Militants have previously carried out deadly bombings in Moscow and other parts of Russia outside the mostly Muslim North Caucasus, but specific allegations of plots to attack sites holding weapons of mass destruction in nuclear-armed Russia are almost unheard of. Authorities believe the suspects planned to build a bomb and attack the Maradykovsky chemical weapons storage and disposal facility in the Kirov region, about 1,000 km (620 miles) northeast of Moscow, the Federal Investigative Committee said. “The suspects planned a terrorist attack … that could have risked killing hundreds of people,” it said in a statement. It said the men had traveled north to the remote Kirov area from Moscow to plan the attack and it identified them as followers of Wahhabism – an ultra-conservative branch of Sunni Islam that is practiced in Saudi Arabia and which has become a derogatory term for Islamist radicalism in Russia. Investigators found bomb components and “literature with extremist content” in an abandoned house in the area where the suspects, aged 19 and 21, were living, the committee said. It said the suspects were natives of the North Caucasus, a mountainous southern region not far from the Black Sea city of Sochi, where Russia hosts the 2014 Winter Olympics in February. The region is some 2,000 km (1,200 miles) from Kirov. Insurgent leader Doku Umarov, a Chechen, has urged fighters to use “maximum force” to stop the Olympics taking place. President Vladimir Putin has staked his reputation on the Games and ordered authorities to boost security in the North Caucasus, where the Islamist insurgency is rooted in two post-Soviet wars pitting Chechen separatists against the Kremlin. After suicide bombings that killed dozens in the Moscow subway in 2010 and at a Moscow airport in 2011, Umarov called for more attacks on infrastructure in the Russian heartland, but no other major attacks have occurred outside the North Caucasus. Russia inherited the Soviet Union’s declared stockpile of 40,000 metric tons of chemical weapons.

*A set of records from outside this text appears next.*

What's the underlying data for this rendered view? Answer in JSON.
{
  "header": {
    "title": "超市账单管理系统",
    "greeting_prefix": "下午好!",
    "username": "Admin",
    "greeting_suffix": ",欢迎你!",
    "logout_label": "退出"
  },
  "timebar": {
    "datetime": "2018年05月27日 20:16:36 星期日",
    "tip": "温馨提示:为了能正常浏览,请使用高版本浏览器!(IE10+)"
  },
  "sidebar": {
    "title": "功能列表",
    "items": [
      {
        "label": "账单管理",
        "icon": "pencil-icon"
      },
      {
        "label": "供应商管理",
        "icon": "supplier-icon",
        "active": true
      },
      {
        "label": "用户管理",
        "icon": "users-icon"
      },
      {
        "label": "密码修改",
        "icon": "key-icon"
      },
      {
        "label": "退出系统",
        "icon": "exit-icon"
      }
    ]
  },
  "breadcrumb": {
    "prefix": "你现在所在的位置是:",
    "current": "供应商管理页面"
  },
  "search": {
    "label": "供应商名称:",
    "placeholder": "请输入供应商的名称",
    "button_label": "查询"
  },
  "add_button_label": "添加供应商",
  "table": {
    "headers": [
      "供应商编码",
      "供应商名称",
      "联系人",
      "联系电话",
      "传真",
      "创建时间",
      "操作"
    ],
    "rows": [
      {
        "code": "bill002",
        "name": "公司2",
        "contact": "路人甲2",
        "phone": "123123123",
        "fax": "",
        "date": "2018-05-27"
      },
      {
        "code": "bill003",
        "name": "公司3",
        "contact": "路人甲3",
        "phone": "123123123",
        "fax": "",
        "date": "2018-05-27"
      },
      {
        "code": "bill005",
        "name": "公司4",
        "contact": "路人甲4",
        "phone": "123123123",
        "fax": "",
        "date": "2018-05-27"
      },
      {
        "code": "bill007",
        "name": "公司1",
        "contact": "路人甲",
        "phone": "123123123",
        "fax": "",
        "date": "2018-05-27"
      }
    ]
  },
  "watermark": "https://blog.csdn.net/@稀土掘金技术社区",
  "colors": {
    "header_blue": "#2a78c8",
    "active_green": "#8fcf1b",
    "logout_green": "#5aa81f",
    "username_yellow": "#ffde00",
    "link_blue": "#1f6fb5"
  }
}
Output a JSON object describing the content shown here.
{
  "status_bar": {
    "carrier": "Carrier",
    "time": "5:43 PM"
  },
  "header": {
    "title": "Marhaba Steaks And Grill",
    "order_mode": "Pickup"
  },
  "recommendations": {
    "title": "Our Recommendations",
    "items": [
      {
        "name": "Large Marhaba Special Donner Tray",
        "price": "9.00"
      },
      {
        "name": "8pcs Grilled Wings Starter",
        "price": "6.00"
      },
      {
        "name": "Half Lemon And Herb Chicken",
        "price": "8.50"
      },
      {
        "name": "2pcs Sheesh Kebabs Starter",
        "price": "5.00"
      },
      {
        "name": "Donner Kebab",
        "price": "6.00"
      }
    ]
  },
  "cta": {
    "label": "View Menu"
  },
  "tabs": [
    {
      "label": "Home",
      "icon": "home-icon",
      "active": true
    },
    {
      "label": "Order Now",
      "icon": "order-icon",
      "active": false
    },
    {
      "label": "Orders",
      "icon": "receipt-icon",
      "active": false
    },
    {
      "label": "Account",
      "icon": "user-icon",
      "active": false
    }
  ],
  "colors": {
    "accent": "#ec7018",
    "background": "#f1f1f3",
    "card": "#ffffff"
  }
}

Russia says foils plot to attack chemical arms facility

Belarus said last week that it had started selling potash on its own, but Lukashenko urged the two sides to put the lucrative partnership back together again. The cartel accounted for 40 percent of the world market worth around $20 billion a year. WILL KERIMOV SELL? Baumgertner was initially put in pre-trial detention but later moved to house arrest. Charged with abuse of power and embezzlement, he faces up to 12 years in prison if convicted. Russia’s federal Investigative Committee, which answers to President Vladimir Putin, said it had opened an investigation into Baumgertner on suspicion of abuse of power and would request his extradition. The extradition could save face for Lukashenko, who has said his country could hand over Baumgertner as long as Russia took steps to prosecute him. An extradition would not necessarily lead to a trial, however, and it could reduce pressure on the main owner of Uralkali, Russian billionaire Suleiman Kerimov, to sell his stake so that the cartel can re-form. It would, though, put the asset more firmly in Putin’s hands. There has been intense lobbying by businessmen with past ties to the Russian leader to buy Kerimov’s 21.75 percent stake in Uralkali. With two partners, Kerimov controls a third of the business. Both the Kremlin and Belarus have tried to play down the arrest by suggesting bilateral ties between the Slavic neighbors, allies in Russian-led security and trade groups that are important to Putin, should trump business disputes. But Baumgertner’s return to Russia would remove an irritant in relations and end a situation that critics say is embarrassing for Putin, because it makes him appear powerless to influence even a relatively small and friendly neighbor. Uralkali, which has previously denied Belarus’ accusations against Baumgertner, declined to comment on the Investigative Committee’s statement. But two sources close to Uralkali expressed confidence that the Russian criminal investigation was little more than a cosmetic measure aimed at returning Baumgertner to Russia.